## What is needed
Would you please copy every line from the records that contains the word "heading"?

[Records contained in a dataset]
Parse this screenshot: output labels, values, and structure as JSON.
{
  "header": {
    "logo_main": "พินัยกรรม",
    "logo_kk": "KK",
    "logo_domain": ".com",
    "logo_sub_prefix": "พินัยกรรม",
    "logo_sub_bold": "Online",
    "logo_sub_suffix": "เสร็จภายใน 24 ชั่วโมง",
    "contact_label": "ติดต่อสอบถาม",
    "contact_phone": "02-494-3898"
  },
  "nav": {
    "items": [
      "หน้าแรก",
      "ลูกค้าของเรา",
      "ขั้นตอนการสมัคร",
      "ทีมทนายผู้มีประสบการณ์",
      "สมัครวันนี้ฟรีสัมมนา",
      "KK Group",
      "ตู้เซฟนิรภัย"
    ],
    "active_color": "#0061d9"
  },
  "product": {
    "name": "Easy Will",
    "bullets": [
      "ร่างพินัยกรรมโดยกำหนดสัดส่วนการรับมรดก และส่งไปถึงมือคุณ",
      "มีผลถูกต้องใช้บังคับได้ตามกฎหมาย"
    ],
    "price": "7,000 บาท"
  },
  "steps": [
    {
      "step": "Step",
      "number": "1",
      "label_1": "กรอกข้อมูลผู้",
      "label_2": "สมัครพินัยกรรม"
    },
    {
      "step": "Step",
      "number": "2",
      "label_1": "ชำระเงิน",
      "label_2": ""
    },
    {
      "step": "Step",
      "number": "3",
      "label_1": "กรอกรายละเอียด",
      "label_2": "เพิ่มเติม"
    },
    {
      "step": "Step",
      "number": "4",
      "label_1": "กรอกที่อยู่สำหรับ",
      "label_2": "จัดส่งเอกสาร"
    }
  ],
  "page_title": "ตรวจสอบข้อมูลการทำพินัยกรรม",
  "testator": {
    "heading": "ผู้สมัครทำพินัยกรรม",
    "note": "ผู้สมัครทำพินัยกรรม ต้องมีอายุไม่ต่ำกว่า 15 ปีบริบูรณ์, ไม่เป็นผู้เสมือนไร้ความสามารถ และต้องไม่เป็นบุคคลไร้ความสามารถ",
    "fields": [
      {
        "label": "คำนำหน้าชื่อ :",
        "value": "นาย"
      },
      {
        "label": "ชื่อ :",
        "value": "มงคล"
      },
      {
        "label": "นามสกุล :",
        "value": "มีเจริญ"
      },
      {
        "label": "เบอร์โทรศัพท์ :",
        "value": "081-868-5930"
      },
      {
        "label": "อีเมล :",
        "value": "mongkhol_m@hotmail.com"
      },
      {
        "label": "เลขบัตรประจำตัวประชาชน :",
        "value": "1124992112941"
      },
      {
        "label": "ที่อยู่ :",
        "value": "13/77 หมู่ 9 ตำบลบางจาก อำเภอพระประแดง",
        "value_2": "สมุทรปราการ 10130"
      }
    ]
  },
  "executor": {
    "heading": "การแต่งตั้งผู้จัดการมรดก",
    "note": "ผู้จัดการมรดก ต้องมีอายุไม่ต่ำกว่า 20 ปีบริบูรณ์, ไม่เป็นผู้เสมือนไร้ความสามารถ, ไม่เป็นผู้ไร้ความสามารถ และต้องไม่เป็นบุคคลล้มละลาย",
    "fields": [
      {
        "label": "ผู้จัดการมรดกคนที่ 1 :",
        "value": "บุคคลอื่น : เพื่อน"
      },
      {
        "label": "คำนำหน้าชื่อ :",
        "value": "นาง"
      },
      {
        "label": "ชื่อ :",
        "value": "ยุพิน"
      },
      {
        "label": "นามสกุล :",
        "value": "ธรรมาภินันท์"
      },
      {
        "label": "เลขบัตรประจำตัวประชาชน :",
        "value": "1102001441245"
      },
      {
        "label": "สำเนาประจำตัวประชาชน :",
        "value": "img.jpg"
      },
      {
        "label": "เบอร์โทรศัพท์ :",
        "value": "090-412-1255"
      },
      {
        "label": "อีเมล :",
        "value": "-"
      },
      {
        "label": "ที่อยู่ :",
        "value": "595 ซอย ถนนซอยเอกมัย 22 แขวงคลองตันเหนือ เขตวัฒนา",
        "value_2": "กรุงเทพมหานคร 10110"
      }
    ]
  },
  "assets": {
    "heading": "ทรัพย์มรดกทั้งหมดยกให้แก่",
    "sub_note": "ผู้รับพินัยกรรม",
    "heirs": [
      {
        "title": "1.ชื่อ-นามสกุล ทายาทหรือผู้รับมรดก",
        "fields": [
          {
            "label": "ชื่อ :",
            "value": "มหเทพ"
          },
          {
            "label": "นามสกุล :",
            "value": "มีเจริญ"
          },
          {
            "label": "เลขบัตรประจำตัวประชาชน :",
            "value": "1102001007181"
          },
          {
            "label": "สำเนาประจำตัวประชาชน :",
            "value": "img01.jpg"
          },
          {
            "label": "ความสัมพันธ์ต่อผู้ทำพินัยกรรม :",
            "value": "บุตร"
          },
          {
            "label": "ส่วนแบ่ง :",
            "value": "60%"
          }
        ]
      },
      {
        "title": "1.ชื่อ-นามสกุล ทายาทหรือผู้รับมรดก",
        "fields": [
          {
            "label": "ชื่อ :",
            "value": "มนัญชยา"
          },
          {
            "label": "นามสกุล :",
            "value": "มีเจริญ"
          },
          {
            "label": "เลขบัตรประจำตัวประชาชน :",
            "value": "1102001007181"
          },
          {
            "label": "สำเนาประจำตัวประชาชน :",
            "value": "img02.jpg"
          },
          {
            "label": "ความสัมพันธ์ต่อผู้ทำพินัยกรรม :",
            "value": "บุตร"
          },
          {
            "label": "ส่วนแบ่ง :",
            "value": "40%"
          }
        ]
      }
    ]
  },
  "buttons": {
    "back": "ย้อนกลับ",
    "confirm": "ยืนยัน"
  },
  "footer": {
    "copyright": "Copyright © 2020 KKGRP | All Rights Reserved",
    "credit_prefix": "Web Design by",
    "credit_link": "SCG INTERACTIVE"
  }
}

## Result
    "heading": "ผู้สมัครทำพินัยกรรม",
    "heading": "การแต่งตั้งผู้จัดการมรดก",
    "heading": "ทรัพย์มรดกทั้งหมดยกให้แก่",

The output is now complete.